### What is expected
Pull out every line of the listing below where "JSON" appears.

### Raw data
==================================================
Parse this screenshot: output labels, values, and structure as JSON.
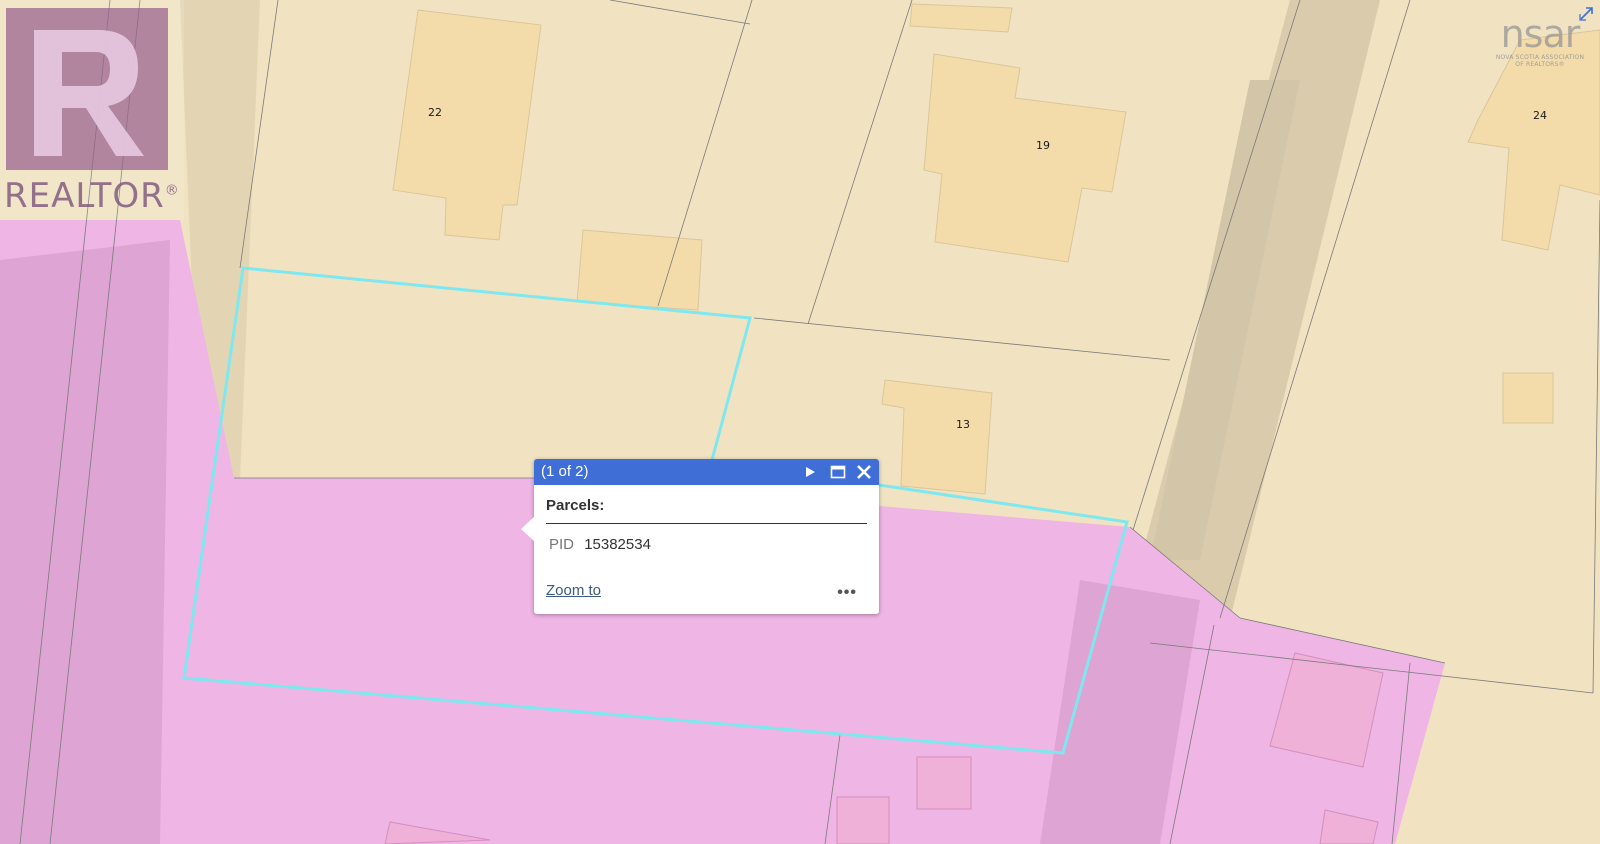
{
  "map": {
    "lot_labels": [
      "22",
      "19",
      "24",
      "13"
    ],
    "colors": {
      "residential": "#f1e3c2",
      "building": "#f4dcaa",
      "pink_zone": "#efb5e5",
      "pink_building": "#efb1d8",
      "selection": "#7fe8ee",
      "parcel_line": "#7a7a7a"
    }
  },
  "logos": {
    "realtor_word": "REALTOR",
    "realtor_reg": "®",
    "nsar_letters": "nsar",
    "nsar_tagline_1": "NOVA SCOTIA ASSOCIATION",
    "nsar_tagline_2": "OF REALTORS®"
  },
  "icons": {
    "expand": "expand-arrow-icon",
    "next": "play-next-icon",
    "maximize": "maximize-window-icon",
    "close": "close-icon",
    "more": "ellipsis-icon"
  },
  "popup": {
    "count": "(1 of 2)",
    "title": "Parcels:",
    "attributes": [
      {
        "name": "PID",
        "value": "15382534"
      }
    ],
    "zoom_label": "Zoom to",
    "more_label": "•••",
    "header_color": "#3f6fd6"
  }
}
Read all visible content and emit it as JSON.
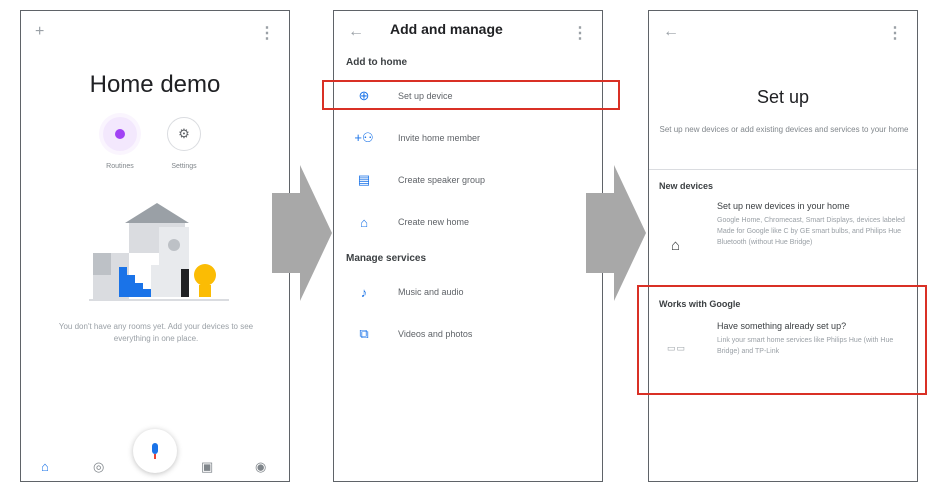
{
  "screen1": {
    "title": "Home demo",
    "routines_label": "Routines",
    "settings_label": "Settings",
    "empty_text": "You don't have any rooms yet. Add your devices to see everything in one place.",
    "colors": {
      "accent": "#a142f4",
      "blue": "#1a73e8",
      "yellow": "#fbbc04"
    }
  },
  "screen2": {
    "title": "Add and manage",
    "section_add": "Add to home",
    "section_manage": "Manage services",
    "add_items": [
      {
        "label": "Set up device",
        "icon": "plus-circle-icon"
      },
      {
        "label": "Invite home member",
        "icon": "add-person-icon"
      },
      {
        "label": "Create speaker group",
        "icon": "speaker-group-icon"
      },
      {
        "label": "Create new home",
        "icon": "home-icon"
      }
    ],
    "manage_items": [
      {
        "label": "Music and audio",
        "icon": "music-note-icon"
      },
      {
        "label": "Videos and photos",
        "icon": "video-icon"
      }
    ]
  },
  "screen3": {
    "title": "Set up",
    "subtitle": "Set up new devices or add existing devices and services to your home",
    "section_new": "New devices",
    "new_heading": "Set up new devices in your home",
    "new_desc": "Google Home, Chromecast, Smart Displays, devices labeled Made for Google like C by GE smart bulbs, and Philips Hue Bluetooth (without Hue Bridge)",
    "section_works": "Works with Google",
    "works_heading": "Have something already set up?",
    "works_desc": "Link your smart home services like Philips Hue (with Hue Bridge) and TP-Link"
  },
  "highlight_color": "#d93025"
}
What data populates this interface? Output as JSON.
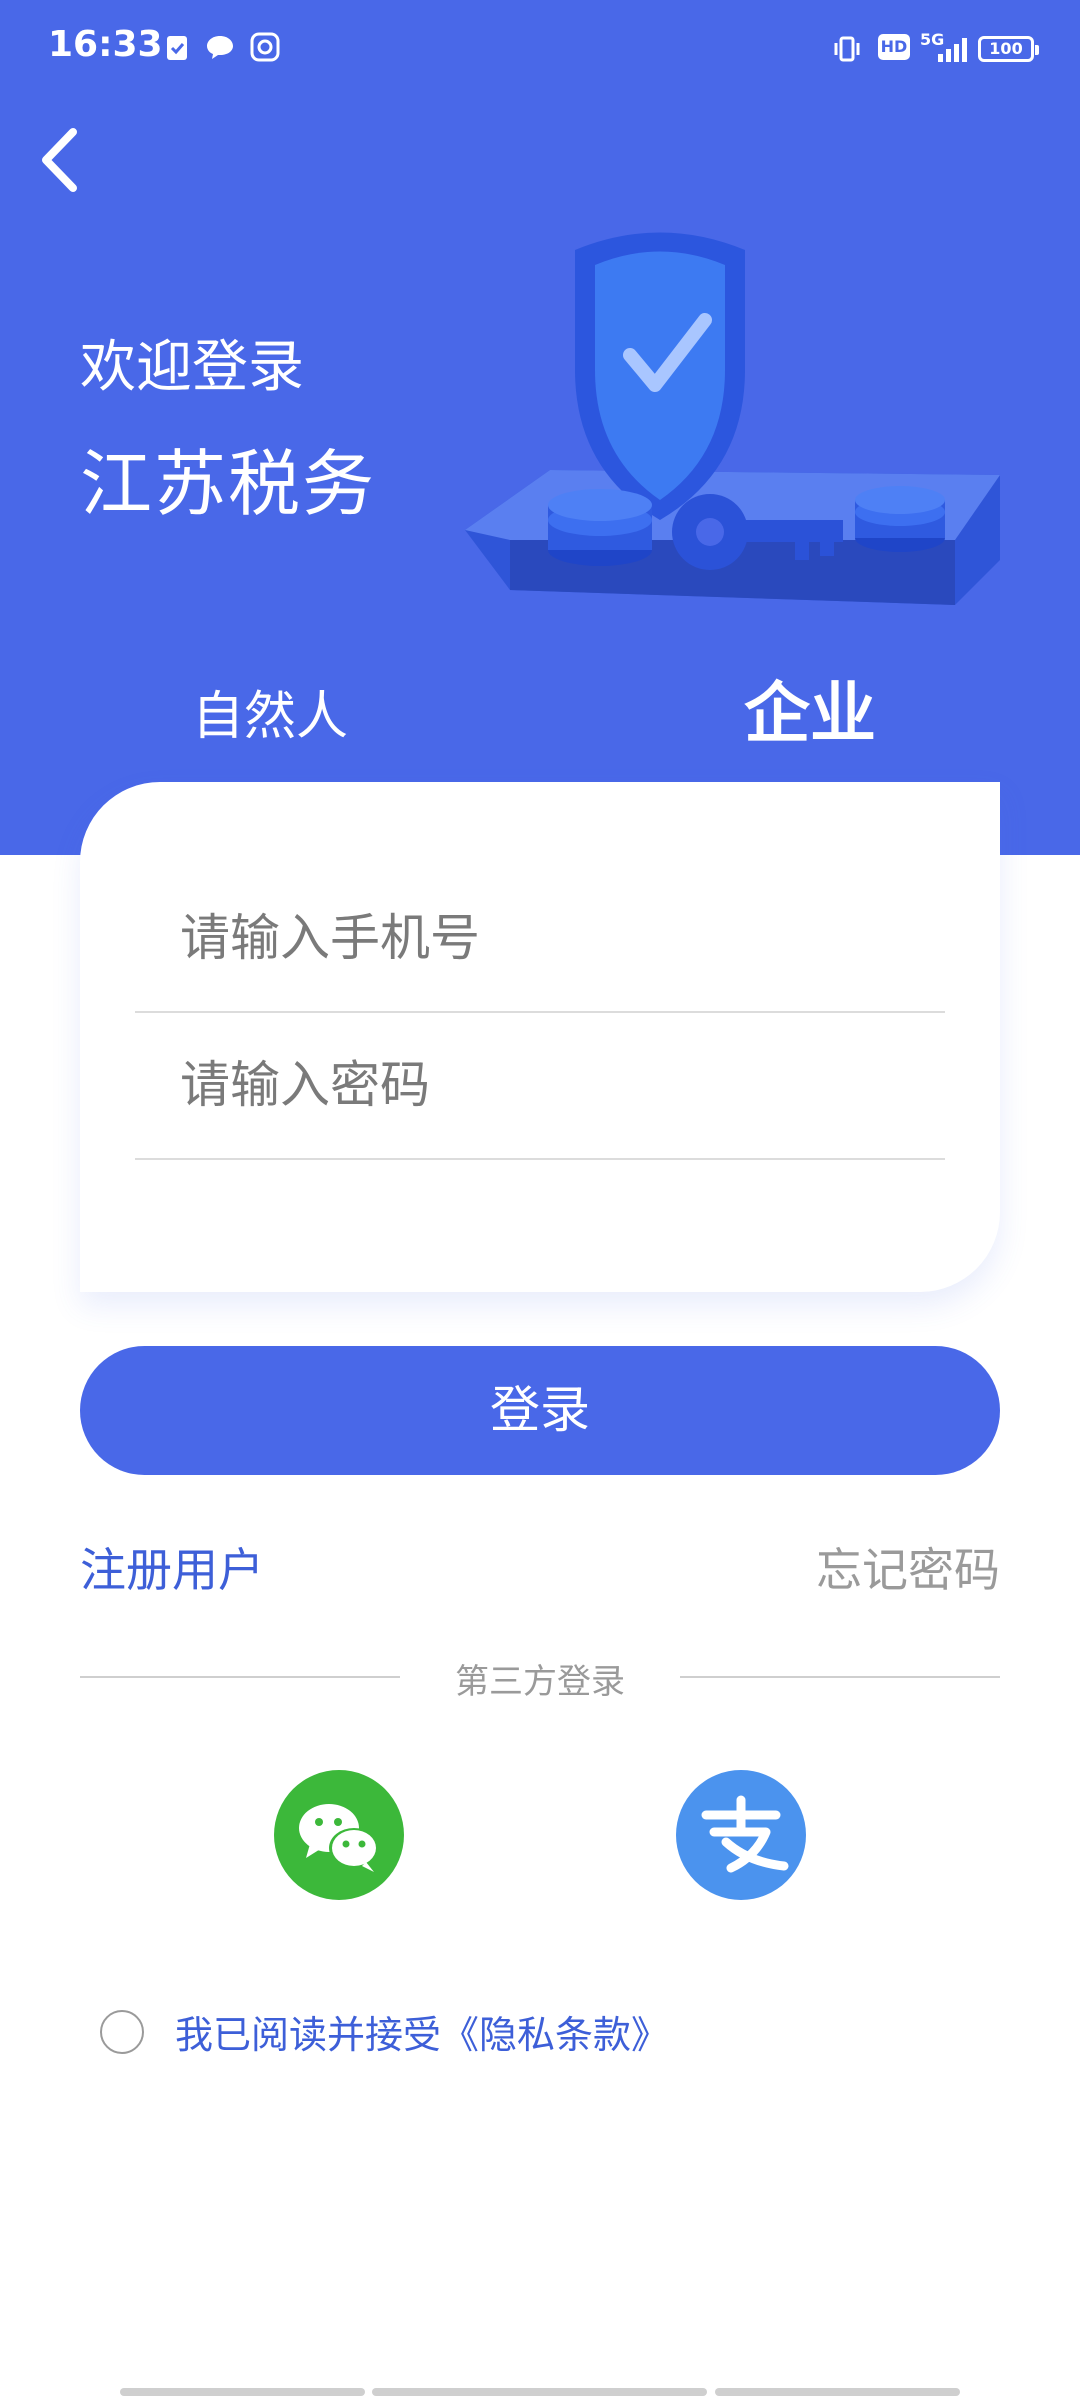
{
  "status_bar": {
    "time": "16:33",
    "hd": "HD",
    "network": "5G",
    "battery": "100"
  },
  "header": {
    "welcome": "欢迎登录",
    "app_name": "江苏税务"
  },
  "tabs": [
    {
      "label": "自然人",
      "active": false
    },
    {
      "label": "企业",
      "active": true
    }
  ],
  "form": {
    "phone_placeholder": "请输入手机号",
    "password_placeholder": "请输入密码"
  },
  "login_button": "登录",
  "links": {
    "register": "注册用户",
    "forgot": "忘记密码"
  },
  "third_party": {
    "label": "第三方登录",
    "providers": [
      {
        "name": "wechat",
        "color": "#3cb83a"
      },
      {
        "name": "alipay",
        "color": "#4b93ee"
      }
    ]
  },
  "agreement": "我已阅读并接受《隐私条款》",
  "colors": {
    "primary": "#4968e8",
    "link": "#3d5fd8",
    "muted": "#9a9a9a"
  }
}
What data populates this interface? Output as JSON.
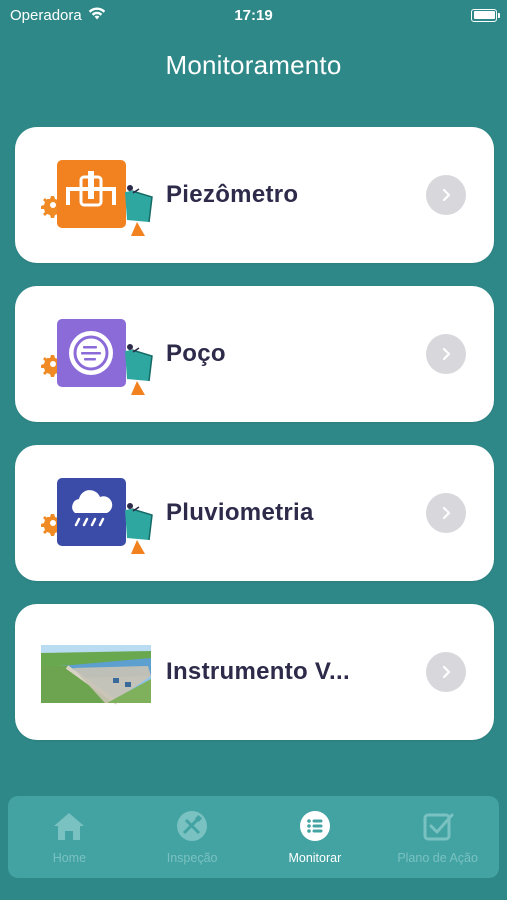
{
  "status_bar": {
    "carrier": "Operadora",
    "time": "17:19"
  },
  "header": {
    "title": "Monitoramento"
  },
  "items": [
    {
      "label": "Piezômetro",
      "icon": "piezometer-icon",
      "color": "#f2821f"
    },
    {
      "label": "Poço",
      "icon": "well-icon",
      "color": "#8b6bd8"
    },
    {
      "label": "Pluviometria",
      "icon": "rain-cloud-icon",
      "color": "#3b4ba8"
    },
    {
      "label": "Instrumento V...",
      "icon": "dam-photo",
      "color": "#6da44f"
    }
  ],
  "tabbar": {
    "tabs": [
      {
        "label": "Home",
        "icon": "home-icon",
        "active": false
      },
      {
        "label": "Inspeção",
        "icon": "inspection-icon",
        "active": false
      },
      {
        "label": "Monitorar",
        "icon": "list-icon",
        "active": true
      },
      {
        "label": "Plano de Ação",
        "icon": "checkbox-icon",
        "active": false
      }
    ]
  },
  "colors": {
    "background": "#2f8888",
    "card": "#ffffff",
    "tabbar": "#43a2a2",
    "text_dark": "#2d2a4a"
  }
}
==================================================
### Answer box
Parse this screenshot: output labels, values, and structure as JSON.
Read all visible content and emit it as JSON.
What data populates this interface? Output as JSON.
What data populates this interface? Output as JSON.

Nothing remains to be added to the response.